"What the hell are you doing here?" asked John.
Art replied, "I always help out here during lunchtime." That was Art.
John loves to tell the story of the annoying guy - not a firemen - he knew from his part time job. We'll call him "Bob." Bob enjoyed pestering John to find out where he lived, something John was not about to reveal.
One day, Bob called the firehouse. John was on vacation. He got Art Heriot instead.
A few days later Bob ran into O'Hare at his part time job. "Aha," he declared, "I called the firehouse, John. Now I know where you live!"
John just stared nervously at the guy. "Really?"
"I know for a fact," Bob continued, "that you live on the first floor of the Mary Wade Home."
O'Hare just shook his head laughing, "I know who you've been talking to."
This late-1950s benefit softball game between Hamdenfire and police. L-R: O'Hare and B/C Everett Doherty from the HFD. Dan Liston, Chief Bob Thatcher and Jack Sarracco from the HPD.
Hamden's 1952 Maxim was the HFD entry in the 1953 Connecticut State Firemen's Association Convention Parade at Plainville. This photo by Chan Brainard shows the pumper leaving the staging area as it prepares for the start of the parade.
April 1988 - Firefighter Donnie Buechele is shown here checking "the box" on Hamden's newest Rescue 1, on a 1988 GMC chassis, which was just placed in service. The Superior Shoe Repair building in the background on the east side of Whitney Avenue (formerly Berman's Cleaners) was torn down several years ago. (Photo by Ed Doiron, Jr.) CLICK to enlarge
1974 - Behind Station 5, Training Officer, D/C Kenneth Harrington, observes [what appears to be] Ff. Carmen Amarante, as he prepares to force open the driver's door on another firefighter's donated 1963 Ford Fairlane. Before the days of the Hurst Tool, the department used a hand-pumped hydraulic tool. The firefighters in the background are Dennis Cosgrove, Tom Mikolinski and Bob Viglione. (Photo by Ed Doiron, Sr.) CLICK to enlarge
1924 - Whitney and Dixwell (Photo courtesy of the Hamden Historical Society)
Trolley tracks, gas street lamps and on street parking were all in full view as the cameraman shot this 1924 photo at Whitney and Dixwell Avenues.
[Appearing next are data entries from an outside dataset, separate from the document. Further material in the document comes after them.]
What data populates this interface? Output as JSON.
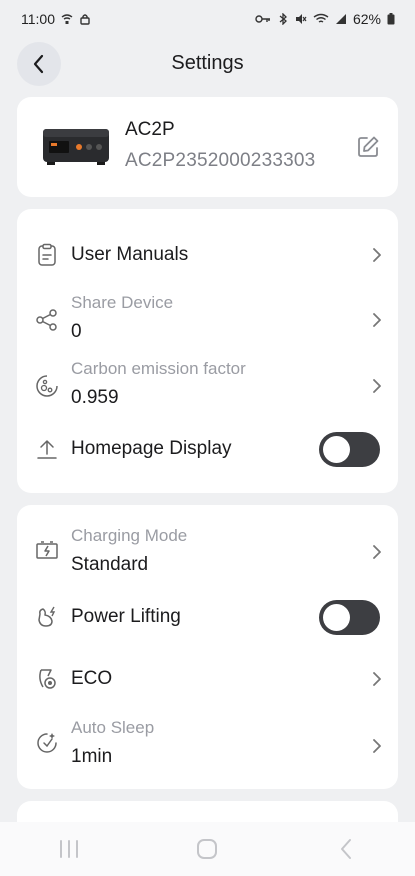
{
  "status_bar": {
    "time": "11:00",
    "battery": "62%"
  },
  "header": {
    "title": "Settings"
  },
  "device": {
    "name": "AC2P",
    "serial": "AC2P2352000233303"
  },
  "section1": {
    "user_manuals": "User Manuals",
    "share_device": {
      "label": "Share Device",
      "value": "0"
    },
    "carbon": {
      "label": "Carbon emission factor",
      "value": "0.959"
    },
    "homepage_display": {
      "label": "Homepage Display",
      "on": false
    }
  },
  "section2": {
    "charging_mode": {
      "label": "Charging Mode",
      "value": "Standard"
    },
    "power_lifting": {
      "label": "Power Lifting",
      "on": false
    },
    "eco": "ECO",
    "auto_sleep": {
      "label": "Auto Sleep",
      "value": "1min"
    }
  },
  "colors": {
    "background": "#eff0f2",
    "card": "#ffffff",
    "toggle_off": "#3d3e42",
    "muted_text": "#9a9ca3"
  }
}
Hamden's new Memorial Town Hall at left is still under construction, as evidenced by the scaffolding. It opened in February 1925.
The original town hall, completed in 1888, was only 36 years old when it was torn down to make way for the much larger edifice that took its place. The small Centerville fire station, constructed in 1907, was also razed for the project.
The Malovolti Building, the former Sackett Hotel, (far right) opposite the town hall on the northeast corner of Whitney and Dixwell, was razed after being gutted by fire in February 1941. The site remained vacant until the Brown Stone House Restaurant was built in 1949. Note the ancient gas lit street lamp on the corner. The trolley tracks disappeared in 1937 when Whitney Avenue was repaved in concrete.
The building immediately north of the town hall was finally razed in April 2013, but the brick building right across the street and the wood frame building just north of it still stand.
At the recent HFRA meeting, retirees Mark Pratt donated to the Association archives several items from his personal collection of fire service memorabilia. Included was this medal, produced in 1993 "to commemorate Benjamin Franklin's contributions to the American Fire Service and to recognize the achievements and needs of America's fire services."
Struck at the Philadelphia mint, the Franklin medal was issued in both proof and uncirculated varieties. This coin is the proof version.
The medal is slightly larger than a commemorative silver dollar at 1.598 inches in diameter vs. 1.50 inches. Each medal contains one full troy ounce of silver (0.999 fine) vs. a standard U.S. silver dollar which contains 0.77345 ounces of silver (0.900 fine).